You also have a session on 'Turning to denim during times of uncertainty'. Irrespective of what transpires at the session, how does Premiere Vision itself look at the subject? Denim has historically been rugged wear. You can use just one pair of jeans instead of maybe 10 pairs of normal trousers. With the global economic situation only expected to turn worse, do you see denims being the fabric of choice?
In more than 100 years, denim has evolved in a way to reach a prominent position in society and in the fashion system. In certain times, it was driven by the economic situation (WWII, 2020), in others, the product was the main point (80s, 90s), and in still other periods it was a matter of identity.

Today, denim is still a key player in the industry thanks to its flexibility and ability to adapt its image, and thanks to the power to drive the sustainability revolution.

In more than 100 years, denim has evolved in a way to reach a prominent position in society and in the fashion system.
Denim Dominates In more than 100 years, denim has evolved in a way to reach a prominent position in society and in the fashion system. Andy Rumball / Première Vision
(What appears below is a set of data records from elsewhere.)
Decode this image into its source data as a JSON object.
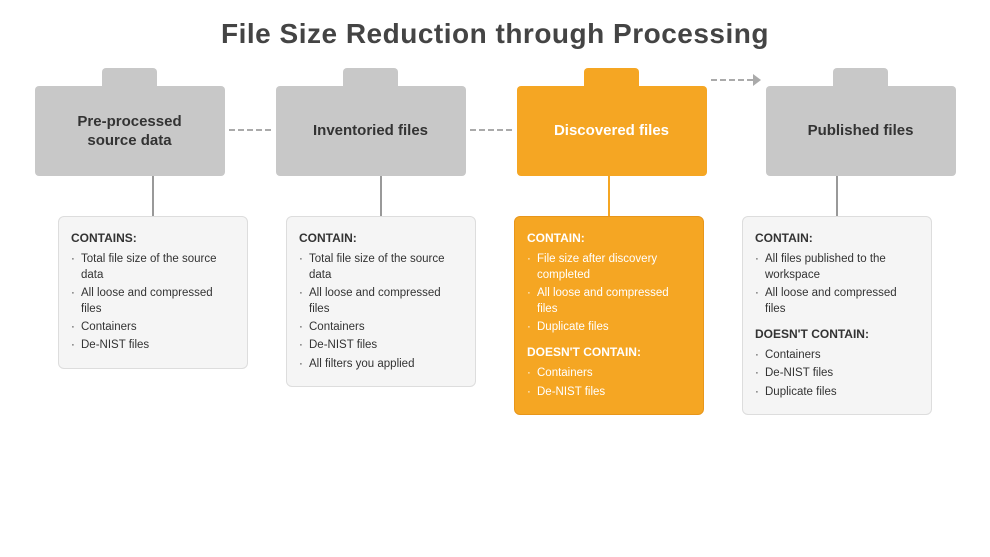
{
  "page": {
    "title": "File Size Reduction through Processing"
  },
  "folders": [
    {
      "id": "pre-processed",
      "label": "Pre-processed\nsource data",
      "color": "gray",
      "tab_color": "gray"
    },
    {
      "id": "inventoried",
      "label": "Inventoried files",
      "color": "gray",
      "tab_color": "gray"
    },
    {
      "id": "discovered",
      "label": "Discovered files",
      "color": "orange",
      "tab_color": "orange"
    },
    {
      "id": "published",
      "label": "Published files",
      "color": "gray",
      "tab_color": "gray"
    }
  ],
  "cards": [
    {
      "id": "pre-processed-card",
      "color": "gray",
      "sections": [
        {
          "type": "contains",
          "label": "CONTAINS:",
          "items": [
            "Total file size of the source data",
            "All loose and compressed files",
            "Containers",
            "De-NIST files"
          ]
        }
      ]
    },
    {
      "id": "inventoried-card",
      "color": "gray",
      "sections": [
        {
          "type": "contain",
          "label": "CONTAIN:",
          "items": [
            "Total file size of the source data",
            "All loose and compressed files",
            "Containers",
            "De-NIST files",
            "All filters you applied"
          ]
        }
      ]
    },
    {
      "id": "discovered-card",
      "color": "orange",
      "sections": [
        {
          "type": "contain",
          "label": "CONTAIN:",
          "items": [
            "File size after discovery completed",
            "All loose and compressed files",
            "Duplicate files"
          ]
        },
        {
          "type": "doesnt_contain",
          "label": "DOESN'T CONTAIN:",
          "items": [
            "Containers",
            "De-NIST files"
          ]
        }
      ]
    },
    {
      "id": "published-card",
      "color": "gray",
      "sections": [
        {
          "type": "contain",
          "label": "CONTAIN:",
          "items": [
            "All files published to the workspace",
            "All loose and compressed files"
          ]
        },
        {
          "type": "doesnt_contain",
          "label": "DOESN'T CONTAIN:",
          "items": [
            "Containers",
            "De-NIST files",
            "Duplicate files"
          ]
        }
      ]
    }
  ],
  "colors": {
    "gray_folder": "#c8c8c8",
    "orange_folder": "#f5a623",
    "card_gray_bg": "#f0f0f0",
    "card_gray_border": "#d0d0d0",
    "text_dark": "#333333",
    "arrow_color": "#999999"
  }
}
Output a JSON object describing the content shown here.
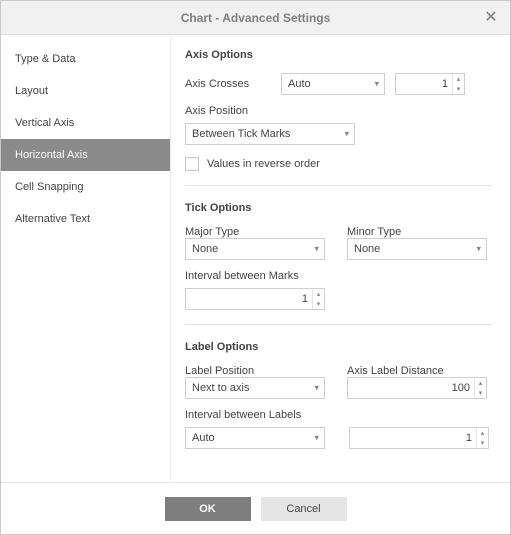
{
  "dialog": {
    "title": "Chart - Advanced Settings",
    "close": "✕"
  },
  "sidebar": {
    "items": [
      {
        "label": "Type & Data"
      },
      {
        "label": "Layout"
      },
      {
        "label": "Vertical Axis"
      },
      {
        "label": "Horizontal Axis"
      },
      {
        "label": "Cell Snapping"
      },
      {
        "label": "Alternative Text"
      }
    ],
    "active_index": 3
  },
  "axis_options": {
    "title": "Axis Options",
    "axis_crosses_label": "Axis Crosses",
    "axis_crosses_value": "Auto",
    "axis_crosses_number": "1",
    "axis_position_label": "Axis Position",
    "axis_position_value": "Between Tick Marks",
    "reverse_label": "Values in reverse order",
    "reverse_checked": false
  },
  "tick_options": {
    "title": "Tick Options",
    "major_label": "Major Type",
    "major_value": "None",
    "minor_label": "Minor Type",
    "minor_value": "None",
    "interval_label": "Interval between Marks",
    "interval_value": "1"
  },
  "label_options": {
    "title": "Label Options",
    "position_label": "Label Position",
    "position_value": "Next to axis",
    "distance_label": "Axis Label Distance",
    "distance_value": "100",
    "interval_label": "Interval between Labels",
    "interval_select": "Auto",
    "interval_value": "1"
  },
  "buttons": {
    "ok": "OK",
    "cancel": "Cancel"
  }
}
Subir Ghosh

SUBIR GHOSH is a Kolkata-based independent journalist-writer-researcher who writes about environment, corruption, crony capitalism, conflict, wildlife, and cinema. He is the author of one book, and has co-authored three with others. He writes, edits, reports and designs. He is also a professionally trained and qualified photographer.

 
 
 
  • Dated posted: 15 November 2022
  • Last modified: 15 November 2022